In April 2020, Kaspersky researchers saw the return of the well-known Rovinx bootkit – a malicious program created to load and protect malware from detection – in a campaign that exploited the pandemic. It was being distributed under the name “on the new initiative of the World Bank in connection with the coronavirus pandemic” in Russian.
Upgraded and featuring an unusual loader, the bootkit delivered a backdoor with Trojan-spyware capabilities to victims’ computers. It was being distributed under the name “on the new initiative of the World Bank in connection with the coronavirus pandemic” in Russian, which contained the well-known threat.
The bootkit featured a number of improvements such as a User Account Control (UAC) bypass mechanism, elevation of privileges on a device, and a loader that isn’t usually associated with this specific bootkit. The analysis of detected files showed that the payload was, in fact, a backdoor with Trojan-Spy elements, meaning that once installed on the infected device, the attacker would have access to the device and could also collect various types of information.

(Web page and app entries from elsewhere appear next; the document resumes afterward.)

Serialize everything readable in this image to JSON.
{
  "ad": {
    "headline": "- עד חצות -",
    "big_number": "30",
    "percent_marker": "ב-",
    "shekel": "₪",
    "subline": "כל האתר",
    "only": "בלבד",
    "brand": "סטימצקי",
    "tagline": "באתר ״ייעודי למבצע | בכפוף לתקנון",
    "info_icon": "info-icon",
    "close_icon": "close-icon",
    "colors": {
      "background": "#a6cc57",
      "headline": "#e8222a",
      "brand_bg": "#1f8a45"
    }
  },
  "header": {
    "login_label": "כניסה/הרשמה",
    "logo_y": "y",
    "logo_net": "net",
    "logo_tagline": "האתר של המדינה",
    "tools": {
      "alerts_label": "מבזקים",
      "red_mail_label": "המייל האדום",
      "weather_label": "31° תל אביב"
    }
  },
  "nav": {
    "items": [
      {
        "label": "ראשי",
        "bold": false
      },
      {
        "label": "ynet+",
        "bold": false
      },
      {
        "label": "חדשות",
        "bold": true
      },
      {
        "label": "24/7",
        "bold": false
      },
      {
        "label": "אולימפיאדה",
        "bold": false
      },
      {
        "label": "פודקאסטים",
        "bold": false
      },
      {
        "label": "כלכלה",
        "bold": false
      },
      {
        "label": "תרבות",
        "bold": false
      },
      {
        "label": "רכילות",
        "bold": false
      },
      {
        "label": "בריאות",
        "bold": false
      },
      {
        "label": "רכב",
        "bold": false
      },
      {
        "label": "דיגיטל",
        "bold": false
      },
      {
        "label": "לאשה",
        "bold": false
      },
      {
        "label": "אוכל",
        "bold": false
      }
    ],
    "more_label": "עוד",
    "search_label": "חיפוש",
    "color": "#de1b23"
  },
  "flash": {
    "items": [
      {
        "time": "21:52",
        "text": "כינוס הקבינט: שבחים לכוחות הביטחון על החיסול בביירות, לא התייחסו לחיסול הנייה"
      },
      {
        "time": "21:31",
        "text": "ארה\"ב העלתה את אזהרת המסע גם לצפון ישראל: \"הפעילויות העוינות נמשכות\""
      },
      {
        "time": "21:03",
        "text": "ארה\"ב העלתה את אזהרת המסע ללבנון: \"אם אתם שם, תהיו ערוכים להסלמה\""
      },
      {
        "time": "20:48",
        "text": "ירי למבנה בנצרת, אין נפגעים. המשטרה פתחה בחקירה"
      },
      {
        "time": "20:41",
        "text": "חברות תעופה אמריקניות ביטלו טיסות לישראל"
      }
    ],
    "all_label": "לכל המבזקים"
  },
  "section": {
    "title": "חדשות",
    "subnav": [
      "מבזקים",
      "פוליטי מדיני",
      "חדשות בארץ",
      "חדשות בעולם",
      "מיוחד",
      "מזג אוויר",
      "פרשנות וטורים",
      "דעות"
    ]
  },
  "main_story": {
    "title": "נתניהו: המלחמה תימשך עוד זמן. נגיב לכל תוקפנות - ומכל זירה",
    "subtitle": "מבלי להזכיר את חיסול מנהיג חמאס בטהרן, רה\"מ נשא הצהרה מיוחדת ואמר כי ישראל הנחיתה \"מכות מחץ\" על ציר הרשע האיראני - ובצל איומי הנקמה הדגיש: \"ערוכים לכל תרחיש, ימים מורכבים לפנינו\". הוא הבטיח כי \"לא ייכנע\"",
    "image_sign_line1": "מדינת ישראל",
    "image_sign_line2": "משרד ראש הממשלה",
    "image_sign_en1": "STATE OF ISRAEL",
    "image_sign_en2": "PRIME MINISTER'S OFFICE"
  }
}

The bootkit was distributed via the file “on the new initiative of the World Bank in connection with the coronavirus pandemic.exe” – a self-extracting archive that serves up a doc file and an executable malicious file. To make it even more convincing, the document contained information about a new initiative from the World Bank, and real individuals related to the organization were cited as authors in the metadata. However, once opened the file would load the bootkit and start the infection process.